“You could have a kid who needs remediation because they can’t pass the ECA so their electives that they would take or end up taking end up being remediation classes. You could have a kid sitting in school just getting barraged with math and English and nothing else. How exciting would that be to come to school everyday if that was your schedule? I mean it would be miserable. That would be a miserable schedule.”

One of the biggest changes the state is undergoing is switching the type of testing used that students are required to pass in order to graduate. Hensley said he has heard that the SAT is being considered, which he said doesn’t make sense when colleges are going away from accepting it.

SCS has 569 students in grades kindergarten through 12 that have IEPs, with the largest percentage having specific learning disabilities (33 percent), he said. Twenty-one percent have a language speech impairment and about 11 percent have autism.

“We have a whole lot of kids who want something other than to go to a four-year college,” he said. “They still want to be able to get their diploma and have the opportunity to cultivate those work-based skills, and then move onto something that they hopefully have a passion for.

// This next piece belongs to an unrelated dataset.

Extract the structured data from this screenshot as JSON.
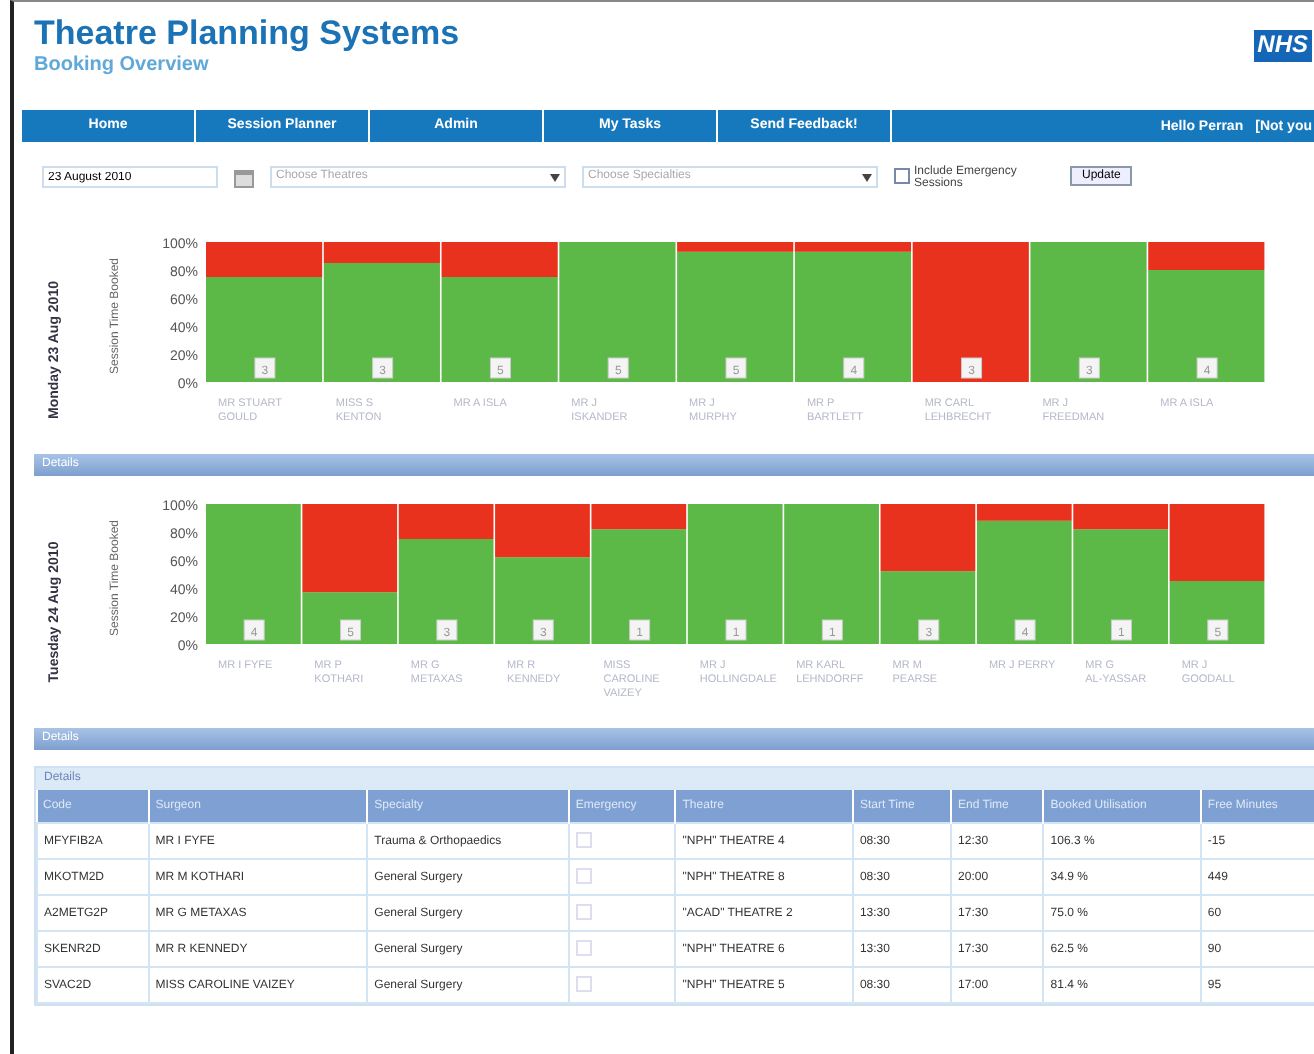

That really is what I think this change can mean.”

Teresa Meredith, the president of the Indiana State Teachers Association, has previously spoken out against the new diploma requirements.

In an interview late last year with The Shelbyville News, she expressed frustration that the Indiana State Board of Education “clearly chose to ignore and move on anyway” despite objections expressed by educators and parents who requested that the board slow down before they approved the measure.

The board went on to approve the changes, 7-4, with Indiana Superintendent of Public Instruction Jennifer McCormick being one of those who voted against it.